I started recording at home for the first time, doing bass parts remotely for people from all over the world. I started a YouTube channel that, as of today, has 717 videos up. I have done at least one video every day since March of last year. I talk about artists and songs I have recorded, show the bass parts, and talk about the other musicians and studios and stories in general. I am also in a band called The Immediate Family with Russ Kunkel, Danny' Kootch' Kortchmar, Waddy Wachtel, and Steve Postell. We have been releasing EP's and videos throughout the pandemic. Our new album just came out, and we are working on a documentary film with Denny Tedesco, who made the Wrecking Crew movie about the great players of the LA studio scene in the 60's primarily. It will be out next year: just lots and lots of stuff every day. The way I like it. The band hits the road in November, and I can't wait.
GW: Have you heard of Cadillac Zack and his southern California concerts? Not really a question, but Cadillac Zack helps keep blues music alive in Southern California. He produces four gigs a week in small venues. Jimmy Vivino shows up regularly with a whole host of special guests. John Mayall played just last month. Joe Bonamassa played a few weeks ago with Jimmy. Many of the players with whom you have recorded have performed.
Leland: I have heard of Cadillac Zack but have never yet been involved in any of the gigs. It would be a ball. And it is essential to keep the blues alive. I spent a number of years working with George "Harmonica" Smith, Big Mama Thornton, Jimmy Reed, Albert Collins, Magic Sam, and others.

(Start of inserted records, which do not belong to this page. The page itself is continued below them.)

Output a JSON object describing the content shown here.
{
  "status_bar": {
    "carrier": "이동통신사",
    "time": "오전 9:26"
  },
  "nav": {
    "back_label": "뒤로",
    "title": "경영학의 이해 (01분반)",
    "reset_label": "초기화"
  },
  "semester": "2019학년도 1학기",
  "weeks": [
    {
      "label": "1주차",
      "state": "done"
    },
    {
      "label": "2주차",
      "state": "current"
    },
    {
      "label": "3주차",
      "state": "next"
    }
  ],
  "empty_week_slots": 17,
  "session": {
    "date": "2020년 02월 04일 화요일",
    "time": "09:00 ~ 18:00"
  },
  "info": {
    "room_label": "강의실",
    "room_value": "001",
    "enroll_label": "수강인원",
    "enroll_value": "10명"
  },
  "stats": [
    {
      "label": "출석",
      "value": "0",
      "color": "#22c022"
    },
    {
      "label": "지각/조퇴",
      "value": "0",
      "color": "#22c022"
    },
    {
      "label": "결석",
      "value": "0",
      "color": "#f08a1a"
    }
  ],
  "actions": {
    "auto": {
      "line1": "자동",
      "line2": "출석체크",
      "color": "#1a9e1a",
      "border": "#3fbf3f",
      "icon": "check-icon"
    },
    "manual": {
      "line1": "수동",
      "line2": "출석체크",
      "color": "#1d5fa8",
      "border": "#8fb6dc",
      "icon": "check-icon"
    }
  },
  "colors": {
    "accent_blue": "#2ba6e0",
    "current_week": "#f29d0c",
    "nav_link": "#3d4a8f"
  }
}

I Did BB King's 80th birthday album.
GW: Is there anyone left in the pop music world that you haven't collaborated with that is on your bucket list?
Leland: There are many who I love and would be thrilled to play with, but I am not greedy. So, we'll see what the future holds. They are my secret.
GW: Can you tell us about your podcasts/YouTube channel?
Leland: I spoke of it earlier, but it started by accident. We had finished Phil Collins Not Dead Yet tour, and I heard from a few bassists that they saw the show. Still, I could not hear all the detail of the bass parts since we were playing stadiums and huge arenas, so I got a board mix of one of our shows, put it in my laptop, plugged in a Bose speaker, and had a small bass rig next to me and played a song a day from the show recording it on my iPhone11 and mixed it, so the bass was a bit louder than the track. I did a song every day, and by the 3rd day, people were writing to me saying how much they loved my YouTube channel. I had no idea what they were talking about. I did not realize that by doing what I was doing, I created a channel. Well, I finished Phil's show and then thought WHAT NOW???? Well, I started going through my catalog and have been presenting songs I played on every day. There are about 165,000 people on my channel, I formed a clubhouse that people can join, and I do a 2-21/2 hour live stream twice a month and one on one day on Skype or Facetime. It has been such a fun time during a most challenging time.
GW: So, are you planning any tours with "The Section" or other live music acts?
Leland: The Section no longer exists, but The Immediate Family will be touring in November and next year. I have several other things going on, and I can't wait to, as Willie Nelson says, BE ON THE ROAD AGAIN.
The Immediate Family will be appearing at the historic Lobero Theatre in Santa Barbara on November 6th.